The Court cannot ascribe bad faith to the government in litigating this case. Feeshifting is a power that "should be used sparingly and reserved for egregious circumstances." Jones v. Winnepesaukee Realty, 990 F.2d 1, 4 (1st Cir.1993). While the government was found to be negligent, there was a genuine question of plaintiff Lucarelli's comparative negligence that the government was justified in pursuing. Indeed, the Court ultimately found Plaintiff to be five percent negligent. A small amount, perhaps, but more than enough to defeat an allegation of bad faith.
*159 3. Court Costs
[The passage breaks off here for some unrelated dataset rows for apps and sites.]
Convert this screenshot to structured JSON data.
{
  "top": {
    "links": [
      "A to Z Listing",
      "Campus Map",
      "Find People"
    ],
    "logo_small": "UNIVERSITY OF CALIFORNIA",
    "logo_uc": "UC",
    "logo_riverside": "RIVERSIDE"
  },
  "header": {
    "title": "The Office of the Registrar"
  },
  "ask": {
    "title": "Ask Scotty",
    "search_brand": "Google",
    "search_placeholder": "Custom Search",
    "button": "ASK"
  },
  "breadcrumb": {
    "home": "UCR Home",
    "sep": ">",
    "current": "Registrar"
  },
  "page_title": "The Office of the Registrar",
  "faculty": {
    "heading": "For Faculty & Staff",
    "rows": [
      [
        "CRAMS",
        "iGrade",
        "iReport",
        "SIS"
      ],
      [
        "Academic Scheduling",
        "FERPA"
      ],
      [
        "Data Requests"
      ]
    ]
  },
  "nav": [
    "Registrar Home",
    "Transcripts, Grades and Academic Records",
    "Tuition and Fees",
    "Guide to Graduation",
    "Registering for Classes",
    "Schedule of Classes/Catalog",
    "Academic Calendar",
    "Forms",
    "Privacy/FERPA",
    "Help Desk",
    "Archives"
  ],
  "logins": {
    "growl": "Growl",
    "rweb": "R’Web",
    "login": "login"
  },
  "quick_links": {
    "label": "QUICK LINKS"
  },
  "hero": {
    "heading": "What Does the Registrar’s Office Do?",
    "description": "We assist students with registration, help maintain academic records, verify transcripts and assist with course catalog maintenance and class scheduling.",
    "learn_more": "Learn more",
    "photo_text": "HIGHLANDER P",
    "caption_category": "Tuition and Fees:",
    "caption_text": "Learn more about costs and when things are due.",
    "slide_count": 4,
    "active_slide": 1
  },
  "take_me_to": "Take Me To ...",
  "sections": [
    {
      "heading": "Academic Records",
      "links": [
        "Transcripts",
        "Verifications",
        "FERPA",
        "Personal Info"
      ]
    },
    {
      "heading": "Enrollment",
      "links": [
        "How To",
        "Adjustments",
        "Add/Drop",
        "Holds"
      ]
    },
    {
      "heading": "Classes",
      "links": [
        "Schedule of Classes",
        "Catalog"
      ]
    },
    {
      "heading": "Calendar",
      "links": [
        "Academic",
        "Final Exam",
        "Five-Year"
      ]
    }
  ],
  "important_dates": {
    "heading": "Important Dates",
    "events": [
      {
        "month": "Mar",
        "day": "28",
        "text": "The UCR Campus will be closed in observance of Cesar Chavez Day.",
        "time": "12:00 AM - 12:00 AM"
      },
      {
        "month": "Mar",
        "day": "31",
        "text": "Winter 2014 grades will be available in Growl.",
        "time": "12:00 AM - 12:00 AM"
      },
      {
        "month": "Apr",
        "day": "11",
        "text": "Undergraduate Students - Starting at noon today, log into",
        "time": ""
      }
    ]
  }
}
The issue of court costs is referred to the Clerk of the Court pursuant to Rule 54(d) of the Federal Rules of Civil Procedure and Rule 331 of the Local Rules of the District of Puerto Rico.
For the foregoing reasons, Plaintiffs' motion for prejudgment interest and attorney's fees is DENIED. The motion requesting court costs is REFERRED to the Clerk of the Court.
IT IS SO ORDERED.